### Activity
Search the records for the word "with" and pick out every line that has it.

□ □ □ □ □ □ □

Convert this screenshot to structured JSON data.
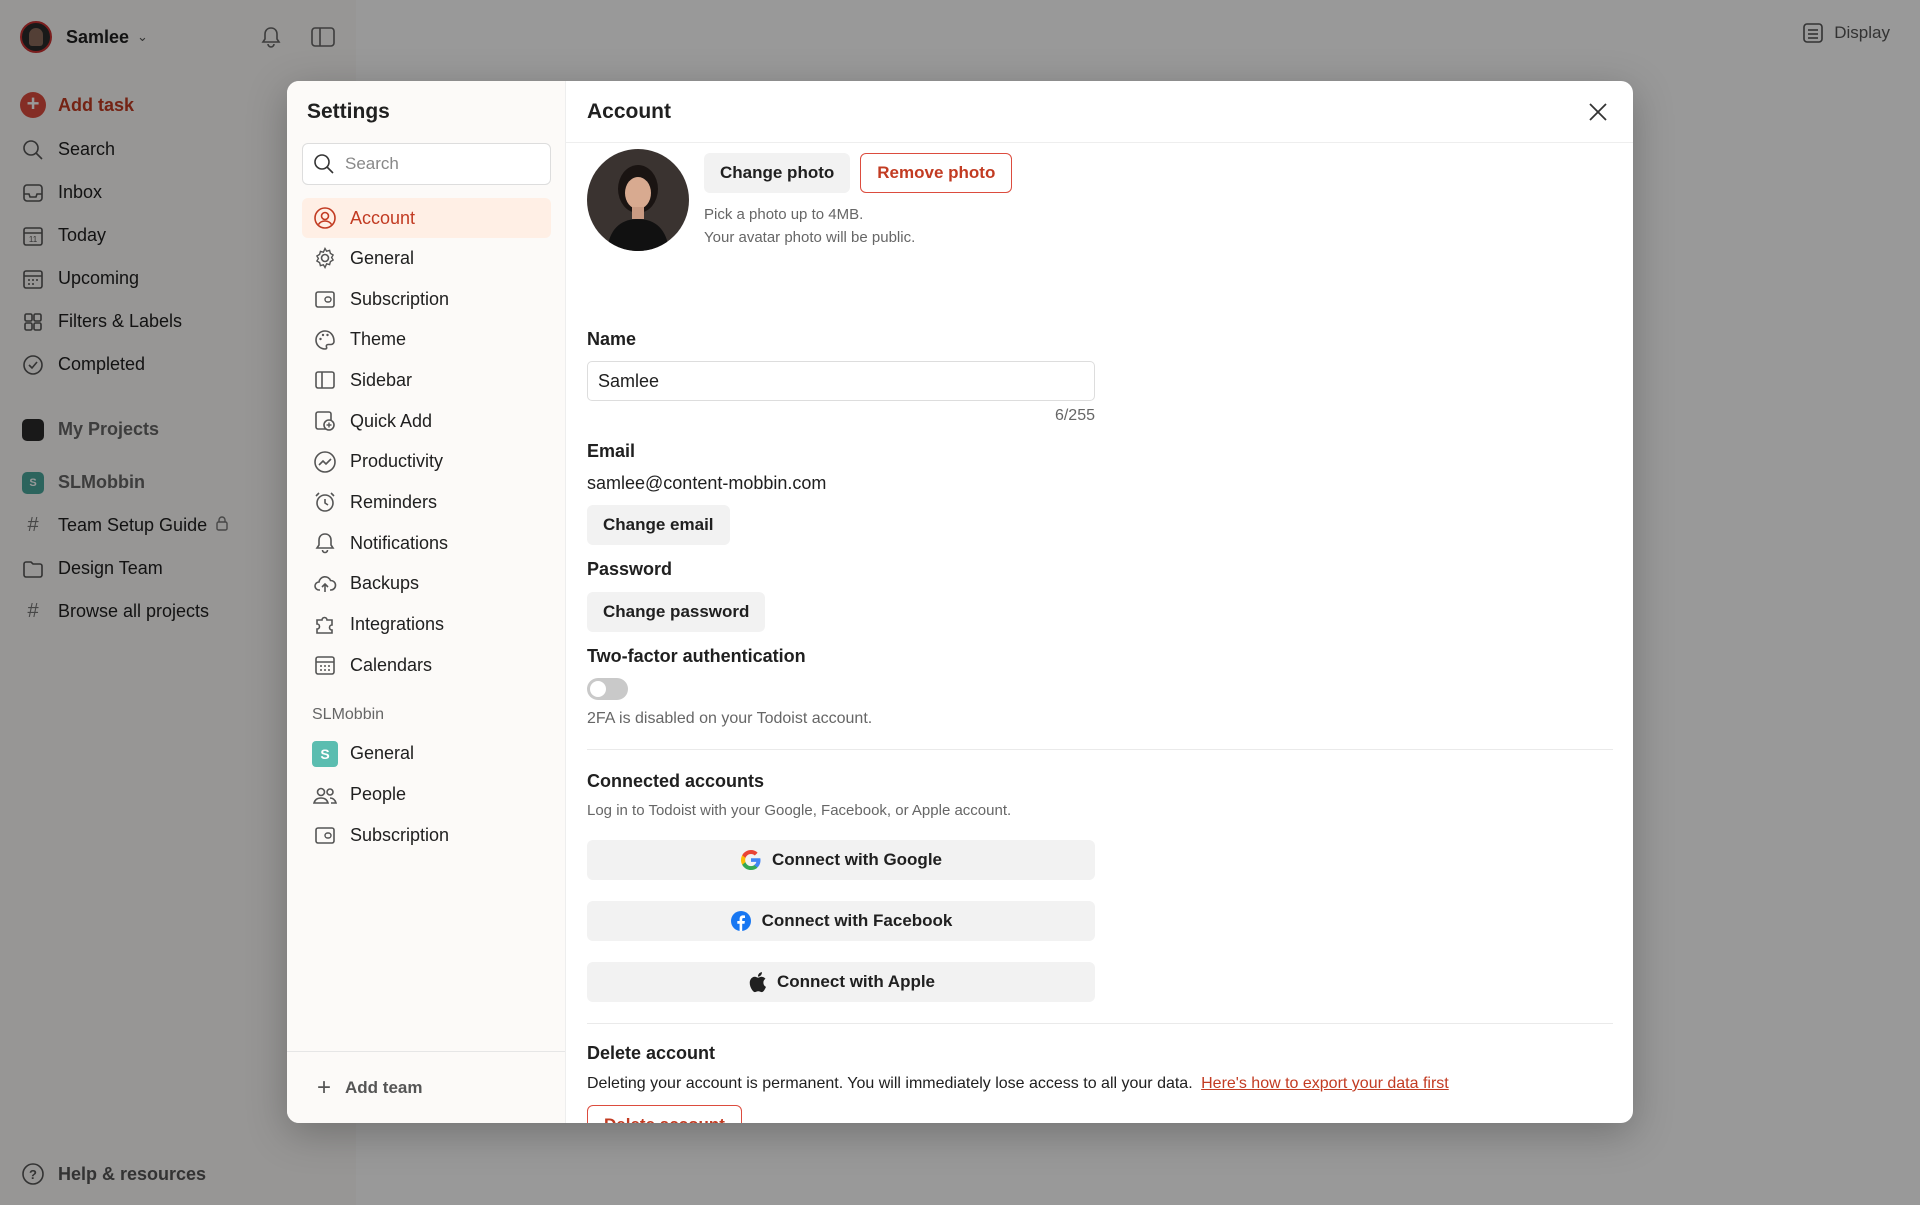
{
  "app": {
    "user_name": "Samlee",
    "add_task": "Add task",
    "nav": [
      {
        "label": "Search",
        "icon": "search-icon"
      },
      {
        "label": "Inbox",
        "icon": "inbox-icon"
      },
      {
        "label": "Today",
        "icon": "calendar-today-icon"
      },
      {
        "label": "Upcoming",
        "icon": "calendar-upcoming-icon"
      },
      {
        "label": "Filters & Labels",
        "icon": "filters-icon"
      },
      {
        "label": "Completed",
        "icon": "check-circle-icon"
      }
    ],
    "my_projects": "My Projects",
    "workspace": "SLMobbin",
    "workspace_initial": "S",
    "projects": [
      "Team Setup Guide",
      "Design Team",
      "Browse all projects"
    ],
    "help": "Help & resources",
    "display": "Display",
    "accent_color": "#dc4c3e"
  },
  "settings": {
    "title": "Settings",
    "search_placeholder": "Search",
    "nav": [
      {
        "label": "Account",
        "icon": "user-circle-icon",
        "active": true
      },
      {
        "label": "General",
        "icon": "gear-icon"
      },
      {
        "label": "Subscription",
        "icon": "wallet-icon"
      },
      {
        "label": "Theme",
        "icon": "palette-icon"
      },
      {
        "label": "Sidebar",
        "icon": "sidebar-icon"
      },
      {
        "label": "Quick Add",
        "icon": "quick-add-icon"
      },
      {
        "label": "Productivity",
        "icon": "trend-icon"
      },
      {
        "label": "Reminders",
        "icon": "alarm-icon"
      },
      {
        "label": "Notifications",
        "icon": "bell-icon"
      },
      {
        "label": "Backups",
        "icon": "cloud-upload-icon"
      },
      {
        "label": "Integrations",
        "icon": "puzzle-icon"
      },
      {
        "label": "Calendars",
        "icon": "calendar-icon"
      }
    ],
    "team_label": "SLMobbin",
    "team_initial": "S",
    "team_nav": [
      {
        "label": "General",
        "icon": "workspace-icon"
      },
      {
        "label": "People",
        "icon": "people-icon"
      },
      {
        "label": "Subscription",
        "icon": "wallet-icon"
      }
    ],
    "add_team": "Add team"
  },
  "account": {
    "title": "Account",
    "change_photo": "Change photo",
    "remove_photo": "Remove photo",
    "photo_note_1": "Pick a photo up to 4MB.",
    "photo_note_2": "Your avatar photo will be public.",
    "name_label": "Name",
    "name_value": "Samlee",
    "name_count": "6/255",
    "email_label": "Email",
    "email_value": "samlee@content-mobbin.com",
    "change_email": "Change email",
    "password_label": "Password",
    "change_password": "Change password",
    "twofa_label": "Two-factor authentication",
    "twofa_enabled": false,
    "twofa_note": "2FA is disabled on your Todoist account.",
    "connected_label": "Connected accounts",
    "connected_note": "Log in to Todoist with your Google, Facebook, or Apple account.",
    "connect_google": "Connect with Google",
    "connect_facebook": "Connect with Facebook",
    "connect_apple": "Connect with Apple",
    "delete_label": "Delete account",
    "delete_note": "Deleting your account is permanent. You will immediately lose access to all your data.",
    "delete_link": "Here's how to export your data first",
    "delete_button": "Delete account"
  }
}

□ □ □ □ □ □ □

### Answer for the task
    "connected_note": "Log in to Todoist with your Google, Facebook, or Apple account.",
    "connect_google": "Connect with Google",
    "connect_facebook": "Connect with Facebook",
    "connect_apple": "Connect with Apple",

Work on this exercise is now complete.